## YOUR INSTRUCTIONS
Which lines in the data contain the word "Display"? Please copy each of them.

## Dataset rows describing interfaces
____
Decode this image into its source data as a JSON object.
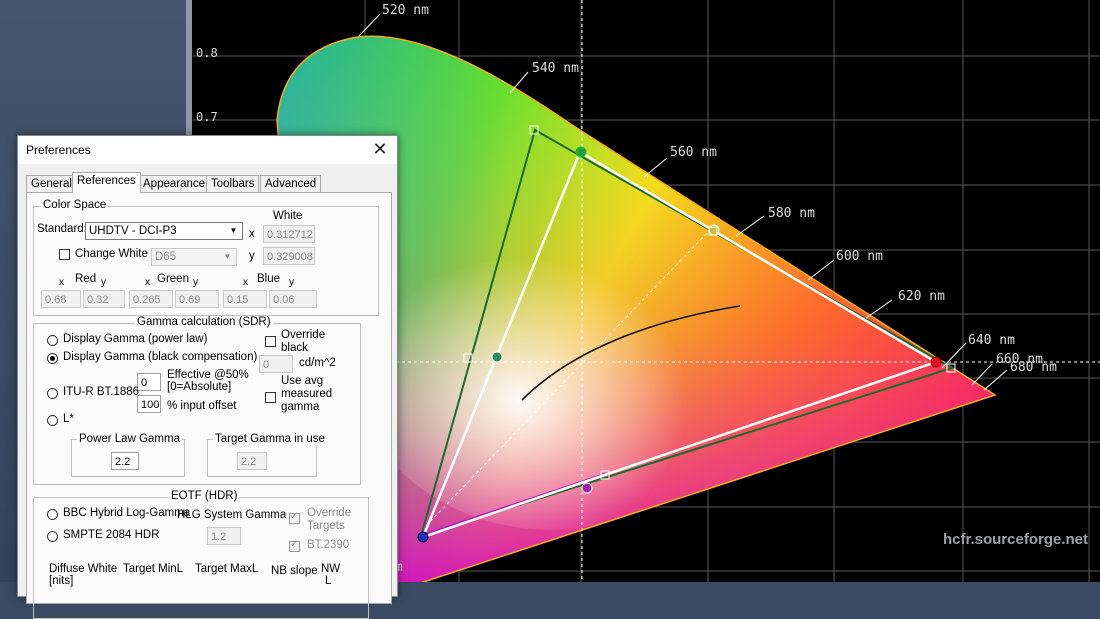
{
  "chart": {
    "wavelength_labels": [
      "520 nm",
      "540 nm",
      "560 nm",
      "580 nm",
      "600 nm",
      "620 nm",
      "640 nm",
      "660 nm",
      "680 nm"
    ],
    "tick_labels": [
      "0.8",
      "0.7"
    ],
    "watermark": "hcfr.sourceforge.net",
    "clipped_label": "m"
  },
  "dialog": {
    "title": "Preferences",
    "close_glyph": "✕",
    "tabs": [
      "General",
      "References",
      "Appearance",
      "Toolbars",
      "Advanced"
    ],
    "active_tab": "References",
    "color_space": {
      "group_label": "Color Space",
      "standard_label": "Standard:",
      "standard_value": "UHDTV - DCI-P3",
      "change_white_label": "Change White",
      "white_combo": "D65",
      "white_label": "White",
      "x_label": "x",
      "y_label": "y",
      "white_x": "0.312712",
      "white_y": "0.329008",
      "red_label": "Red",
      "green_label": "Green",
      "blue_label": "Blue",
      "red_x": "0.68",
      "red_y": "0.32",
      "green_x": "0.265",
      "green_y": "0.69",
      "blue_x": "0.15",
      "blue_y": "0.06"
    },
    "gamma": {
      "group_label": "Gamma calculation (SDR)",
      "opt_power": "Display Gamma (power law)",
      "opt_black": "Display Gamma (black compensation)",
      "opt_bt1886": "ITU-R BT.1886",
      "opt_lstar": "L*",
      "effective_value": "0",
      "effective_label_1": "Effective @50%",
      "effective_label_2": "[0=Absolute]",
      "input_offset_value": "100",
      "input_offset_label": "% input offset",
      "override_black_1": "Override",
      "override_black_2": "black",
      "black_value": "0",
      "black_unit": "cd/m^2",
      "use_avg_1": "Use avg",
      "use_avg_2": "measured",
      "use_avg_3": "gamma",
      "power_law_label": "Power Law Gamma",
      "power_law_value": "2.2",
      "target_label": "Target Gamma in use",
      "target_value": "2.2"
    },
    "eotf": {
      "group_label": "EOTF (HDR)",
      "opt_hlg": "BBC Hybrid Log-Gamma",
      "hlg_system_label": "HLG System Gamma",
      "hlg_value": "1.2",
      "opt_pq": "SMPTE 2084 HDR",
      "override_targets_1": "Override",
      "override_targets_2": "Targets",
      "bt2390_label": "BT.2390",
      "diffuse_white_1": "Diffuse White",
      "diffuse_white_2": "[nits]",
      "target_minl": "Target MinL",
      "target_maxl": "Target MaxL",
      "nb_slope": "NB slope",
      "nw_1": "NW",
      "nw_2": "L"
    }
  }
}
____
## RESPONSE TO THE EXERCISE
      "opt_power": "Display Gamma (power law)",
      "opt_black": "Display Gamma (black compensation)",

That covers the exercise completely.